[Component data from apps and pages]
+++

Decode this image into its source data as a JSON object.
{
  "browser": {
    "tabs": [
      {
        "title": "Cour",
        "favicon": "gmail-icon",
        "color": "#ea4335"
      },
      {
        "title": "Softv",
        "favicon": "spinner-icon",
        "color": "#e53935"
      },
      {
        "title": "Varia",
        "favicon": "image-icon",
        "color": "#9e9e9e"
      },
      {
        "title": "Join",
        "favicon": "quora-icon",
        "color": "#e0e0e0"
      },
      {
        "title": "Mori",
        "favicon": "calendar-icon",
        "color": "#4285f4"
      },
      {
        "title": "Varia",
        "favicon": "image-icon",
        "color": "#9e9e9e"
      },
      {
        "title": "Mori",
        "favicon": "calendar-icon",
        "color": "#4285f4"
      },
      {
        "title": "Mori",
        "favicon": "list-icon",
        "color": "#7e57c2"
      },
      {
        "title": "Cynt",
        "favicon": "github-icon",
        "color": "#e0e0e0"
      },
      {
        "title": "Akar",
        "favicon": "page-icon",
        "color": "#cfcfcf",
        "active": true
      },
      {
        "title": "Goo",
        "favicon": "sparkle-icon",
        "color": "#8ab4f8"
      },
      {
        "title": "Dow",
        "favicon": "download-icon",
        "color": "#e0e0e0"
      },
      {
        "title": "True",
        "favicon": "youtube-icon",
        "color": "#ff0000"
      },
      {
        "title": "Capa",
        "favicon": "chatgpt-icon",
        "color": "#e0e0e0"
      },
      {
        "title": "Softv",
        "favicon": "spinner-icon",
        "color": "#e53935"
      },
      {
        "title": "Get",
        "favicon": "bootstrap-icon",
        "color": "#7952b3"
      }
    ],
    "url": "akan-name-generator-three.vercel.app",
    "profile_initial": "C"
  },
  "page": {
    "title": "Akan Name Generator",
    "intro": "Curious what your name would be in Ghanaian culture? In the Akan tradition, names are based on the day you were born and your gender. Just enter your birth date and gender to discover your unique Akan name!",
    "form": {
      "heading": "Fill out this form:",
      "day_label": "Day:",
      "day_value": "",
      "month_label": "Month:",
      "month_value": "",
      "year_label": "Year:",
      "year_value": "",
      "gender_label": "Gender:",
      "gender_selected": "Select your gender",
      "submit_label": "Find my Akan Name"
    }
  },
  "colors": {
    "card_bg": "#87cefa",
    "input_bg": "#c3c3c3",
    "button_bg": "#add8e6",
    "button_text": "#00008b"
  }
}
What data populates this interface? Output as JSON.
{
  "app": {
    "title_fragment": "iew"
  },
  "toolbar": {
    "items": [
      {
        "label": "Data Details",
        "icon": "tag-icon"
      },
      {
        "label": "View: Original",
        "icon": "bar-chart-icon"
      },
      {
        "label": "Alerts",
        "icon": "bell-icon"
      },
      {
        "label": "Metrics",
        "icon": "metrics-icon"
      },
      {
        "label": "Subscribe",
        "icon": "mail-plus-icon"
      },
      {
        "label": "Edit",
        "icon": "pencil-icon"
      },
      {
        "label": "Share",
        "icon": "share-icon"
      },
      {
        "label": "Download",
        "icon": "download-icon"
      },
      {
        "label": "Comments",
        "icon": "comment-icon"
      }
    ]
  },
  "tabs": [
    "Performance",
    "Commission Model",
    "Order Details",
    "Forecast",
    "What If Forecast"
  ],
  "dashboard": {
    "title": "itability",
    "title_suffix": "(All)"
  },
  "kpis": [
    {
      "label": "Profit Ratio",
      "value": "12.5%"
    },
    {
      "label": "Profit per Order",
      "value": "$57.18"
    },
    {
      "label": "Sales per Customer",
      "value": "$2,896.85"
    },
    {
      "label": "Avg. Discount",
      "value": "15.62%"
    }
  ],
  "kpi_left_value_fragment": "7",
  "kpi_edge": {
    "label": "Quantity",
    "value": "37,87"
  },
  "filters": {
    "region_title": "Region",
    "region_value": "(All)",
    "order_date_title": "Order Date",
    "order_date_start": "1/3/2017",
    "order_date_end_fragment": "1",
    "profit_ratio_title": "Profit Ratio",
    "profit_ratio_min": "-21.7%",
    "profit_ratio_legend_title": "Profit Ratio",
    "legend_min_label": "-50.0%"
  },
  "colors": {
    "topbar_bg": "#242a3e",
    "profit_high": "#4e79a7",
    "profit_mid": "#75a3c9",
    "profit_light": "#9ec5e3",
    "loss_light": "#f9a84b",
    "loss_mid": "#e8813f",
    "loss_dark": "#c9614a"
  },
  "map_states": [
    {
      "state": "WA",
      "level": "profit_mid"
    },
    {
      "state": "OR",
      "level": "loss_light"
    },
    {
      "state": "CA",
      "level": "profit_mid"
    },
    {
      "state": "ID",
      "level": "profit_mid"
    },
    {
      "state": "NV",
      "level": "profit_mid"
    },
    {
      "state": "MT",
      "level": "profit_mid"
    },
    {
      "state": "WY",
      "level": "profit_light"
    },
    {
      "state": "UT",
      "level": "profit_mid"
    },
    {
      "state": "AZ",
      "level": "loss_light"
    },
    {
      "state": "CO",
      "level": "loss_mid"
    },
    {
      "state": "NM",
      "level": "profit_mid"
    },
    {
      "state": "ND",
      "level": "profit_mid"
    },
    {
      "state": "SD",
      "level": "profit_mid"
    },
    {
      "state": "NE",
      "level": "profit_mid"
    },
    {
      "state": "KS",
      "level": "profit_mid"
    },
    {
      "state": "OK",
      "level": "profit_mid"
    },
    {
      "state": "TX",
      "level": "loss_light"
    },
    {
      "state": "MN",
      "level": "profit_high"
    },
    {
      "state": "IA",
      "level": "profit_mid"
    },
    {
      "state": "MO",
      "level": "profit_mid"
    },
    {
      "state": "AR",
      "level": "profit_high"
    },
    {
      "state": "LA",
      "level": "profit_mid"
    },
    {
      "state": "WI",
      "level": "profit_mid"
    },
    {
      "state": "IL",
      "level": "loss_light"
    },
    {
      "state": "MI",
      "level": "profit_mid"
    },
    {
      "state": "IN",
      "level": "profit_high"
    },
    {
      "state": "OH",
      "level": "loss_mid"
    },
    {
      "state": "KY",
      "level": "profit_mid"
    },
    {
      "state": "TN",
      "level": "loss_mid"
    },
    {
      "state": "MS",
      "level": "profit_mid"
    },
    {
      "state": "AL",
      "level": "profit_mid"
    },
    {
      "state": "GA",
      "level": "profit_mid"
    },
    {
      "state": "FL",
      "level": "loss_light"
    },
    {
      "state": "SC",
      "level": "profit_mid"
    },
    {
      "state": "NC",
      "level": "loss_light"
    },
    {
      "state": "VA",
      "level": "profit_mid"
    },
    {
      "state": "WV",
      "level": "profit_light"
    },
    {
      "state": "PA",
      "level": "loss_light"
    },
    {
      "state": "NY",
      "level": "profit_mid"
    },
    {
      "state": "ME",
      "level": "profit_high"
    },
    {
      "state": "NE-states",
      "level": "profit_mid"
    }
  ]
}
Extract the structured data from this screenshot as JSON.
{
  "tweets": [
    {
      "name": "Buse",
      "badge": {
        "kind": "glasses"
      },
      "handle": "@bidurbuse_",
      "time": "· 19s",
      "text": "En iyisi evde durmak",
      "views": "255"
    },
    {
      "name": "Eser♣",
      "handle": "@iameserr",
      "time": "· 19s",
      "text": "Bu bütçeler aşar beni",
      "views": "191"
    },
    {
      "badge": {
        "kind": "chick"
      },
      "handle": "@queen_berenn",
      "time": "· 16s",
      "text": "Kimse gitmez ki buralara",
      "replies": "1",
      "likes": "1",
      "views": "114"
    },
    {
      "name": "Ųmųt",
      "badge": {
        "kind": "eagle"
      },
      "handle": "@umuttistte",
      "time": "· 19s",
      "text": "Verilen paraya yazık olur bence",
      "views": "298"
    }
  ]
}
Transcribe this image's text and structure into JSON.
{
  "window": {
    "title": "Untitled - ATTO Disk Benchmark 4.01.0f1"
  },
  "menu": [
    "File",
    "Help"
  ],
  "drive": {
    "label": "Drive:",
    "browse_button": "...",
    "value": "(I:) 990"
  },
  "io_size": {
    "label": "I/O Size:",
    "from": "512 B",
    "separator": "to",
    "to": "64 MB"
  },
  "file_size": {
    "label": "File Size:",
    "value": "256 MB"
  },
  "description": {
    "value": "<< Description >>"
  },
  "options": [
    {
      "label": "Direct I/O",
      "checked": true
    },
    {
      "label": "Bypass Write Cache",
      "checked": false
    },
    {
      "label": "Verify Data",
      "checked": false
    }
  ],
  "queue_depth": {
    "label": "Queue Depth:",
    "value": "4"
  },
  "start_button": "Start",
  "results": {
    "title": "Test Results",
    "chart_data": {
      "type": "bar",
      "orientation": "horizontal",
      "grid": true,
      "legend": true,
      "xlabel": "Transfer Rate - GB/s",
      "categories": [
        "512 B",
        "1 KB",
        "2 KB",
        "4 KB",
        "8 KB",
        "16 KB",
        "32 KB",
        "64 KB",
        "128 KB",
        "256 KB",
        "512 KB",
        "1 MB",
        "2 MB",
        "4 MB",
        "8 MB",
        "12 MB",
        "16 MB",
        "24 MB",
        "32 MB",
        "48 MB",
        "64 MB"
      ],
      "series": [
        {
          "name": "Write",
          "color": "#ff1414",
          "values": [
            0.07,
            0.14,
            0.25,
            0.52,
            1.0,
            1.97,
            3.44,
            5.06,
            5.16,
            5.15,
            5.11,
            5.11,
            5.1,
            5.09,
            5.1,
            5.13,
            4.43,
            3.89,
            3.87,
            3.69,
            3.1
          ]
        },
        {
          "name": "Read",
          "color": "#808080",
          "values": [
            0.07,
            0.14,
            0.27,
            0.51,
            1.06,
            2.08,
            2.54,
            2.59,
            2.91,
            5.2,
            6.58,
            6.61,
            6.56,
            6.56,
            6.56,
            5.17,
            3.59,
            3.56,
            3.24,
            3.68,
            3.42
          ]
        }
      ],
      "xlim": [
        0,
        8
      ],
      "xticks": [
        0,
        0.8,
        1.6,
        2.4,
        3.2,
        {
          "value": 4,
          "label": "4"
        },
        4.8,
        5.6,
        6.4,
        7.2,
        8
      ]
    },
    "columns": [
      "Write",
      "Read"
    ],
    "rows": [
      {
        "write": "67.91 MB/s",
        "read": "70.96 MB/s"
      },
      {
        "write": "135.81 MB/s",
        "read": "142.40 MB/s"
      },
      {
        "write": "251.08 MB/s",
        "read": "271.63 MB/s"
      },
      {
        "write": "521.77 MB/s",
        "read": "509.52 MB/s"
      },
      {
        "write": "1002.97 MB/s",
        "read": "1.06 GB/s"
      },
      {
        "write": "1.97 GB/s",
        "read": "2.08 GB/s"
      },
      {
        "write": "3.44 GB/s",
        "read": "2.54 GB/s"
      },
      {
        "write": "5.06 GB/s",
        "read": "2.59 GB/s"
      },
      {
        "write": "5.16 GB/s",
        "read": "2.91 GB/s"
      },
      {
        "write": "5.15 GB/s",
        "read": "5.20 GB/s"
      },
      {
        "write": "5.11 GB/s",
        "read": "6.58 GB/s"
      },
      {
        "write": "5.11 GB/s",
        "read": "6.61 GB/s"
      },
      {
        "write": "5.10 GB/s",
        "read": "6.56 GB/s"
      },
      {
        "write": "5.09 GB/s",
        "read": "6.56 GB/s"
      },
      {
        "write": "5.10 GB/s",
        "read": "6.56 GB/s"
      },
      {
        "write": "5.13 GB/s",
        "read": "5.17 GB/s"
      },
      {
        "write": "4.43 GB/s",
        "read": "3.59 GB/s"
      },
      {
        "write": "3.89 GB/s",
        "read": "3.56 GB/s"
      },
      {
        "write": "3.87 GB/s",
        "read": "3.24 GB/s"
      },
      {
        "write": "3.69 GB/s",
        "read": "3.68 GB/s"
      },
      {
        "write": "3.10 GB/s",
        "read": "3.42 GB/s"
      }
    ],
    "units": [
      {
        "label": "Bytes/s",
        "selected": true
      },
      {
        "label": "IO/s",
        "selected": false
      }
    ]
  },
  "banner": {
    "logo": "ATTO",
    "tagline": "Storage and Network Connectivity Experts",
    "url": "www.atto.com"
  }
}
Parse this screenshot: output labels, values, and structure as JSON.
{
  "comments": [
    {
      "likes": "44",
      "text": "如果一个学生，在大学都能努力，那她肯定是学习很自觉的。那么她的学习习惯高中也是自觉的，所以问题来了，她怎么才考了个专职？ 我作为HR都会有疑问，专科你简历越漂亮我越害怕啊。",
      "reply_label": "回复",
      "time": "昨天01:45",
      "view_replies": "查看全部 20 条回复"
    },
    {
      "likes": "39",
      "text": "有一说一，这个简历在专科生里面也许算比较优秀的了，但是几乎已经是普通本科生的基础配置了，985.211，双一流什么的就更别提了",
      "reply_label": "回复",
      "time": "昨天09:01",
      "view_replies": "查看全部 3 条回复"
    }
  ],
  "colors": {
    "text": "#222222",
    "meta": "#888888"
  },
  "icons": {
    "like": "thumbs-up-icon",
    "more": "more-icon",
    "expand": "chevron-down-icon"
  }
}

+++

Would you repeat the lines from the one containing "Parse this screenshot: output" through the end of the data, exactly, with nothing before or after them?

Reply to the task =
Parse this screenshot: output labels, values, and structure as JSON.
{
  "comments": [
    {
      "likes": "44",
      "text": "如果一个学生，在大学都能努力，那她肯定是学习很自觉的。那么她的学习习惯高中也是自觉的，所以问题来了，她怎么才考了个专职？ 我作为HR都会有疑问，专科你简历越漂亮我越害怕啊。",
      "reply_label": "回复",
      "time": "昨天01:45",
      "view_replies": "查看全部 20 条回复"
    },
    {
      "likes": "39",
      "text": "有一说一，这个简历在专科生里面也许算比较优秀的了，但是几乎已经是普通本科生的基础配置了，985.211，双一流什么的就更别提了",
      "reply_label": "回复",
      "time": "昨天09:01",
      "view_replies": "查看全部 3 条回复"
    }
  ],
  "colors": {
    "text": "#222222",
    "meta": "#888888"
  },
  "icons": {
    "like": "thumbs-up-icon",
    "more": "more-icon",
    "expand": "chevron-down-icon"
  }
}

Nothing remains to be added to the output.